(TASK DETAILS) Pick out the lines below with "this" and list them.

[EXTRACTED DATA Boundary: Start]

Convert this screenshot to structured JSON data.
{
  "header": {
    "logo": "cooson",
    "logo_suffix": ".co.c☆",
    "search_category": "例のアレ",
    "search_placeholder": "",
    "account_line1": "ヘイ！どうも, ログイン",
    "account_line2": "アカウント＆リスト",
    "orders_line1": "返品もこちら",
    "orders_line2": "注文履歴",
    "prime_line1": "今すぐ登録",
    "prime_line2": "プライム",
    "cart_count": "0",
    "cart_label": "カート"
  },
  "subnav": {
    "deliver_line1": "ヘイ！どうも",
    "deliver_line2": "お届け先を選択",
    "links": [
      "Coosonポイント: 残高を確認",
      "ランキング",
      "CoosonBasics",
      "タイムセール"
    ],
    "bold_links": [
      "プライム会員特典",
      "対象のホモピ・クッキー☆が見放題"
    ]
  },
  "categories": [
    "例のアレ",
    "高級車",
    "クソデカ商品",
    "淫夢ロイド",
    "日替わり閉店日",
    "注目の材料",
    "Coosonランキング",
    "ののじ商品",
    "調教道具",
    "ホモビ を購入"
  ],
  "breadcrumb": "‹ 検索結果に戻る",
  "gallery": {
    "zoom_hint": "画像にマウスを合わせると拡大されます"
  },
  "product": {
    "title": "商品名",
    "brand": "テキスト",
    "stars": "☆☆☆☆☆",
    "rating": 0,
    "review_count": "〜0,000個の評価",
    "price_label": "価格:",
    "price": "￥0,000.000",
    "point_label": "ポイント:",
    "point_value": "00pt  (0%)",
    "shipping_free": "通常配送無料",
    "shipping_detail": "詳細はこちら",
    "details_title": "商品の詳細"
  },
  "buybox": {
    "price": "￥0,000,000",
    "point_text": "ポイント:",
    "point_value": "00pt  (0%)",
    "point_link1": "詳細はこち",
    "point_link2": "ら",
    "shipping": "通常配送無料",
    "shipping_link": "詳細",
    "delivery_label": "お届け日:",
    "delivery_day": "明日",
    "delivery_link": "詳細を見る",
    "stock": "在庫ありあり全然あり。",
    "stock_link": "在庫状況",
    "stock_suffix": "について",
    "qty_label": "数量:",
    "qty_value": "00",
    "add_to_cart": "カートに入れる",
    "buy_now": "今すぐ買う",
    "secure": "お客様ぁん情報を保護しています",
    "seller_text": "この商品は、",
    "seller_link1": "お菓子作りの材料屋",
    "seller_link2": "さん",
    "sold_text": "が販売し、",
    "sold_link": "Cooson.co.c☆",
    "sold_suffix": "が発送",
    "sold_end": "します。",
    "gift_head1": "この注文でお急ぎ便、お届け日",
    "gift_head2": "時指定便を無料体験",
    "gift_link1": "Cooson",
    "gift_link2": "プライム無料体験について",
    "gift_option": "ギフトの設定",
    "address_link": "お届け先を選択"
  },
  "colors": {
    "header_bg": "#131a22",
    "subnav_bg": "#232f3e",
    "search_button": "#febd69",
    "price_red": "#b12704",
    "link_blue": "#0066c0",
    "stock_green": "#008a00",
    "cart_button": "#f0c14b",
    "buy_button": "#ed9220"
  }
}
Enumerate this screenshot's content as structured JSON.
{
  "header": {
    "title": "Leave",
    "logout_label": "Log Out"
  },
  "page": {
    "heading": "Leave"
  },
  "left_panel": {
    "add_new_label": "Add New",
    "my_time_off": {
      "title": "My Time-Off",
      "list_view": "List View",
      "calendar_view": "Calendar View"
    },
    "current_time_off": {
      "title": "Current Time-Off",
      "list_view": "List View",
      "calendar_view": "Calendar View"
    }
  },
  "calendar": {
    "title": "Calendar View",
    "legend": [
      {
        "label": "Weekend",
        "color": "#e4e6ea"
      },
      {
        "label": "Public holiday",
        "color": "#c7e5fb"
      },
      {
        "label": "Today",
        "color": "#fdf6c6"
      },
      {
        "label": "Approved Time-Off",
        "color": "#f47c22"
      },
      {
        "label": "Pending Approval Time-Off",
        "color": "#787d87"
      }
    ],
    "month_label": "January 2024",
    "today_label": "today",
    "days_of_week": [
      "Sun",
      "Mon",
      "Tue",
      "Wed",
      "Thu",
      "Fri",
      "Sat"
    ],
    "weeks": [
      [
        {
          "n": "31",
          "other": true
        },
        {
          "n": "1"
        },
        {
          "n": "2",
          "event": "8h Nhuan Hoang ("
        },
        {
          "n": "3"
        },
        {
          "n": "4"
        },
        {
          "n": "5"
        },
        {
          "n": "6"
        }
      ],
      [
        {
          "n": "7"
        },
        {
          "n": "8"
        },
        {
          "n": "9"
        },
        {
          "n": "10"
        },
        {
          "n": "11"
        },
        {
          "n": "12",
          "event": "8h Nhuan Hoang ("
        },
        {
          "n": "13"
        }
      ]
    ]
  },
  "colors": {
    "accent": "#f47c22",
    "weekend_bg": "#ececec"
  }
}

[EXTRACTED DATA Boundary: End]

(ANSWER SECTION)
Convert this screenshot to structured JSON data.
Enumerate this screenshot's content as structured JSON.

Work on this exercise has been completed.